Child Custody Law - US
- ABA - Center on Children and the Law
- ABA - Custody Committee
The Custody Committee studies and strives for improvements in the law relating to child custody and visitation, such as development of a model joint custody statute, standards for relocating children and rights of stepparents and unwed parents.
- Administration for Children and Families (ACF)
The Administration for Children and Families (ACF) is a federal agency funding state, territory, local, and tribal organizations to provide family assistance (welfare), child support, child care, Head Start, child welfare, and other programs relating to children and families.
- Child Custody - Overview
In cases of divorce, the court of jurisdiction for the divorce proceedings also determines child custody arrangements.
- Uniform Child Custody Jurisdiction and Enforcement Act (UCCJEA)
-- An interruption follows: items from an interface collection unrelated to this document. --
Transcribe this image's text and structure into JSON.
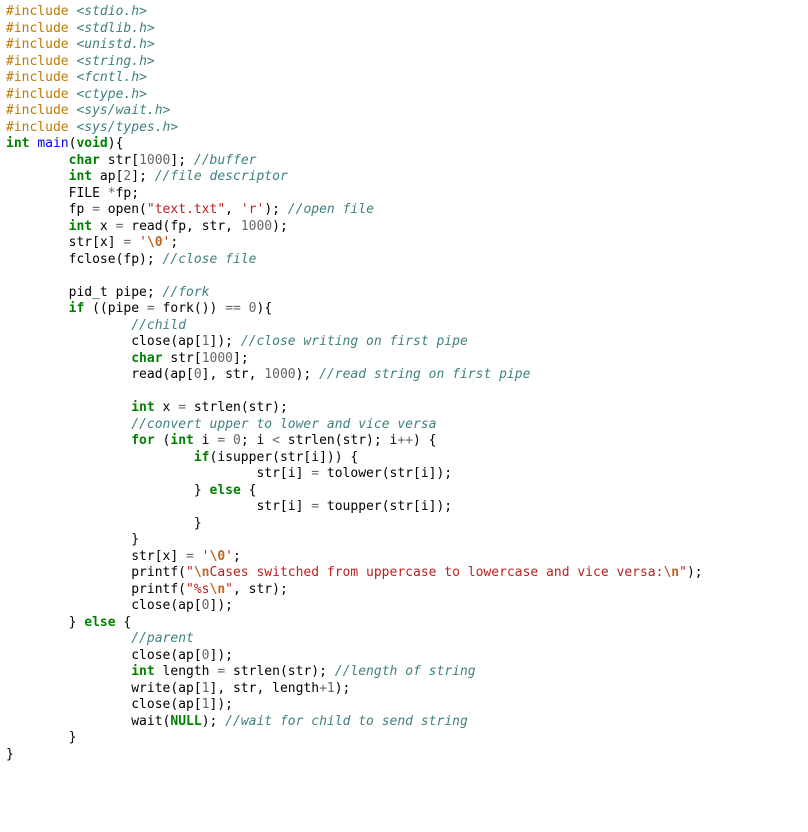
{
  "language": "c",
  "tokens": [
    [
      {
        "c": "pp",
        "t": "#include "
      },
      {
        "c": "inc",
        "t": "<stdio.h>"
      }
    ],
    [
      {
        "c": "pp",
        "t": "#include "
      },
      {
        "c": "inc",
        "t": "<stdlib.h>"
      }
    ],
    [
      {
        "c": "pp",
        "t": "#include "
      },
      {
        "c": "inc",
        "t": "<unistd.h>"
      }
    ],
    [
      {
        "c": "pp",
        "t": "#include "
      },
      {
        "c": "inc",
        "t": "<string.h>"
      }
    ],
    [
      {
        "c": "pp",
        "t": "#include "
      },
      {
        "c": "inc",
        "t": "<fcntl.h>"
      }
    ],
    [
      {
        "c": "pp",
        "t": "#include "
      },
      {
        "c": "inc",
        "t": "<ctype.h>"
      }
    ],
    [
      {
        "c": "pp",
        "t": "#include "
      },
      {
        "c": "inc",
        "t": "<sys/wait.h>"
      }
    ],
    [
      {
        "c": "pp",
        "t": "#include "
      },
      {
        "c": "inc",
        "t": "<sys/types.h>"
      }
    ],
    [
      {
        "c": "kw",
        "t": "int"
      },
      {
        "c": "nm",
        "t": " "
      },
      {
        "c": "fn",
        "t": "main"
      },
      {
        "c": "nm",
        "t": "("
      },
      {
        "c": "kw",
        "t": "void"
      },
      {
        "c": "nm",
        "t": "){"
      }
    ],
    [
      {
        "c": "nm",
        "t": "        "
      },
      {
        "c": "kw",
        "t": "char"
      },
      {
        "c": "nm",
        "t": " str["
      },
      {
        "c": "num",
        "t": "1000"
      },
      {
        "c": "nm",
        "t": "]; "
      },
      {
        "c": "cmt",
        "t": "//buffer"
      }
    ],
    [
      {
        "c": "nm",
        "t": "        "
      },
      {
        "c": "kw",
        "t": "int"
      },
      {
        "c": "nm",
        "t": " ap["
      },
      {
        "c": "num",
        "t": "2"
      },
      {
        "c": "nm",
        "t": "]; "
      },
      {
        "c": "cmt",
        "t": "//file descriptor"
      }
    ],
    [
      {
        "c": "nm",
        "t": "        FILE "
      },
      {
        "c": "op",
        "t": "*"
      },
      {
        "c": "nm",
        "t": "fp;"
      }
    ],
    [
      {
        "c": "nm",
        "t": "        fp "
      },
      {
        "c": "op",
        "t": "="
      },
      {
        "c": "nm",
        "t": " open("
      },
      {
        "c": "str",
        "t": "\"text.txt\""
      },
      {
        "c": "nm",
        "t": ", "
      },
      {
        "c": "chr",
        "t": "'r'"
      },
      {
        "c": "nm",
        "t": "); "
      },
      {
        "c": "cmt",
        "t": "//open file"
      }
    ],
    [
      {
        "c": "nm",
        "t": "        "
      },
      {
        "c": "kw",
        "t": "int"
      },
      {
        "c": "nm",
        "t": " x "
      },
      {
        "c": "op",
        "t": "="
      },
      {
        "c": "nm",
        "t": " read(fp, str, "
      },
      {
        "c": "num",
        "t": "1000"
      },
      {
        "c": "nm",
        "t": ");"
      }
    ],
    [
      {
        "c": "nm",
        "t": "        str[x] "
      },
      {
        "c": "op",
        "t": "="
      },
      {
        "c": "nm",
        "t": " "
      },
      {
        "c": "chr",
        "t": "'"
      },
      {
        "c": "esc",
        "t": "\\0"
      },
      {
        "c": "chr",
        "t": "'"
      },
      {
        "c": "nm",
        "t": ";"
      }
    ],
    [
      {
        "c": "nm",
        "t": "        fclose(fp); "
      },
      {
        "c": "cmt",
        "t": "//close file"
      }
    ],
    [
      {
        "c": "nm",
        "t": ""
      }
    ],
    [
      {
        "c": "nm",
        "t": "        pid_t pipe; "
      },
      {
        "c": "cmt",
        "t": "//fork"
      }
    ],
    [
      {
        "c": "nm",
        "t": "        "
      },
      {
        "c": "kw",
        "t": "if"
      },
      {
        "c": "nm",
        "t": " ((pipe "
      },
      {
        "c": "op",
        "t": "="
      },
      {
        "c": "nm",
        "t": " fork()) "
      },
      {
        "c": "op",
        "t": "=="
      },
      {
        "c": "nm",
        "t": " "
      },
      {
        "c": "num",
        "t": "0"
      },
      {
        "c": "nm",
        "t": "){"
      }
    ],
    [
      {
        "c": "nm",
        "t": "                "
      },
      {
        "c": "cmt",
        "t": "//child"
      }
    ],
    [
      {
        "c": "nm",
        "t": "                close(ap["
      },
      {
        "c": "num",
        "t": "1"
      },
      {
        "c": "nm",
        "t": "]); "
      },
      {
        "c": "cmt",
        "t": "//close writing on first pipe"
      }
    ],
    [
      {
        "c": "nm",
        "t": "                "
      },
      {
        "c": "kw",
        "t": "char"
      },
      {
        "c": "nm",
        "t": " str["
      },
      {
        "c": "num",
        "t": "1000"
      },
      {
        "c": "nm",
        "t": "];"
      }
    ],
    [
      {
        "c": "nm",
        "t": "                read(ap["
      },
      {
        "c": "num",
        "t": "0"
      },
      {
        "c": "nm",
        "t": "], str, "
      },
      {
        "c": "num",
        "t": "1000"
      },
      {
        "c": "nm",
        "t": "); "
      },
      {
        "c": "cmt",
        "t": "//read string on first pipe"
      }
    ],
    [
      {
        "c": "nm",
        "t": ""
      }
    ],
    [
      {
        "c": "nm",
        "t": "                "
      },
      {
        "c": "kw",
        "t": "int"
      },
      {
        "c": "nm",
        "t": " x "
      },
      {
        "c": "op",
        "t": "="
      },
      {
        "c": "nm",
        "t": " strlen(str);"
      }
    ],
    [
      {
        "c": "nm",
        "t": "                "
      },
      {
        "c": "cmt",
        "t": "//convert upper to lower and vice versa"
      }
    ],
    [
      {
        "c": "nm",
        "t": "                "
      },
      {
        "c": "kw",
        "t": "for"
      },
      {
        "c": "nm",
        "t": " ("
      },
      {
        "c": "kw",
        "t": "int"
      },
      {
        "c": "nm",
        "t": " i "
      },
      {
        "c": "op",
        "t": "="
      },
      {
        "c": "nm",
        "t": " "
      },
      {
        "c": "num",
        "t": "0"
      },
      {
        "c": "nm",
        "t": "; i "
      },
      {
        "c": "op",
        "t": "<"
      },
      {
        "c": "nm",
        "t": " strlen(str); i"
      },
      {
        "c": "op",
        "t": "++"
      },
      {
        "c": "nm",
        "t": ") {"
      }
    ],
    [
      {
        "c": "nm",
        "t": "                        "
      },
      {
        "c": "kw",
        "t": "if"
      },
      {
        "c": "nm",
        "t": "(isupper(str[i])) {"
      }
    ],
    [
      {
        "c": "nm",
        "t": "                                str[i] "
      },
      {
        "c": "op",
        "t": "="
      },
      {
        "c": "nm",
        "t": " tolower(str[i]);"
      }
    ],
    [
      {
        "c": "nm",
        "t": "                        } "
      },
      {
        "c": "kw",
        "t": "else"
      },
      {
        "c": "nm",
        "t": " {"
      }
    ],
    [
      {
        "c": "nm",
        "t": "                                str[i] "
      },
      {
        "c": "op",
        "t": "="
      },
      {
        "c": "nm",
        "t": " toupper(str[i]);"
      }
    ],
    [
      {
        "c": "nm",
        "t": "                        }"
      }
    ],
    [
      {
        "c": "nm",
        "t": "                }"
      }
    ],
    [
      {
        "c": "nm",
        "t": "                str[x] "
      },
      {
        "c": "op",
        "t": "="
      },
      {
        "c": "nm",
        "t": " "
      },
      {
        "c": "chr",
        "t": "'"
      },
      {
        "c": "esc",
        "t": "\\0"
      },
      {
        "c": "chr",
        "t": "'"
      },
      {
        "c": "nm",
        "t": ";"
      }
    ],
    [
      {
        "c": "nm",
        "t": "                printf("
      },
      {
        "c": "str",
        "t": "\""
      },
      {
        "c": "esc",
        "t": "\\n"
      },
      {
        "c": "str",
        "t": "Cases switched from uppercase to lowercase and vice versa:"
      },
      {
        "c": "esc",
        "t": "\\n"
      },
      {
        "c": "str",
        "t": "\""
      },
      {
        "c": "nm",
        "t": ");"
      }
    ],
    [
      {
        "c": "nm",
        "t": "                printf("
      },
      {
        "c": "str",
        "t": "\"%s"
      },
      {
        "c": "esc",
        "t": "\\n"
      },
      {
        "c": "str",
        "t": "\""
      },
      {
        "c": "nm",
        "t": ", str);"
      }
    ],
    [
      {
        "c": "nm",
        "t": "                close(ap["
      },
      {
        "c": "num",
        "t": "0"
      },
      {
        "c": "nm",
        "t": "]);"
      }
    ],
    [
      {
        "c": "nm",
        "t": "        } "
      },
      {
        "c": "kw",
        "t": "else"
      },
      {
        "c": "nm",
        "t": " {"
      }
    ],
    [
      {
        "c": "nm",
        "t": "                "
      },
      {
        "c": "cmt",
        "t": "//parent"
      }
    ],
    [
      {
        "c": "nm",
        "t": "                close(ap["
      },
      {
        "c": "num",
        "t": "0"
      },
      {
        "c": "nm",
        "t": "]);"
      }
    ],
    [
      {
        "c": "nm",
        "t": "                "
      },
      {
        "c": "kw",
        "t": "int"
      },
      {
        "c": "nm",
        "t": " length "
      },
      {
        "c": "op",
        "t": "="
      },
      {
        "c": "nm",
        "t": " strlen(str); "
      },
      {
        "c": "cmt",
        "t": "//length of string"
      }
    ],
    [
      {
        "c": "nm",
        "t": "                write(ap["
      },
      {
        "c": "num",
        "t": "1"
      },
      {
        "c": "nm",
        "t": "], str, length"
      },
      {
        "c": "op",
        "t": "+"
      },
      {
        "c": "num",
        "t": "1"
      },
      {
        "c": "nm",
        "t": ");"
      }
    ],
    [
      {
        "c": "nm",
        "t": "                close(ap["
      },
      {
        "c": "num",
        "t": "1"
      },
      {
        "c": "nm",
        "t": "]);"
      }
    ],
    [
      {
        "c": "nm",
        "t": "                wait("
      },
      {
        "c": "kw",
        "t": "NULL"
      },
      {
        "c": "nm",
        "t": "); "
      },
      {
        "c": "cmt",
        "t": "//wait for child to send string"
      }
    ],
    [
      {
        "c": "nm",
        "t": "        }"
      }
    ],
    [
      {
        "c": "nm",
        "t": "}"
      }
    ]
  ]
}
Full text of the UCCJEA, which limits child custody jurisdiction to one state, avoiding competing orders, and provides enforcement provisions for child custody orders.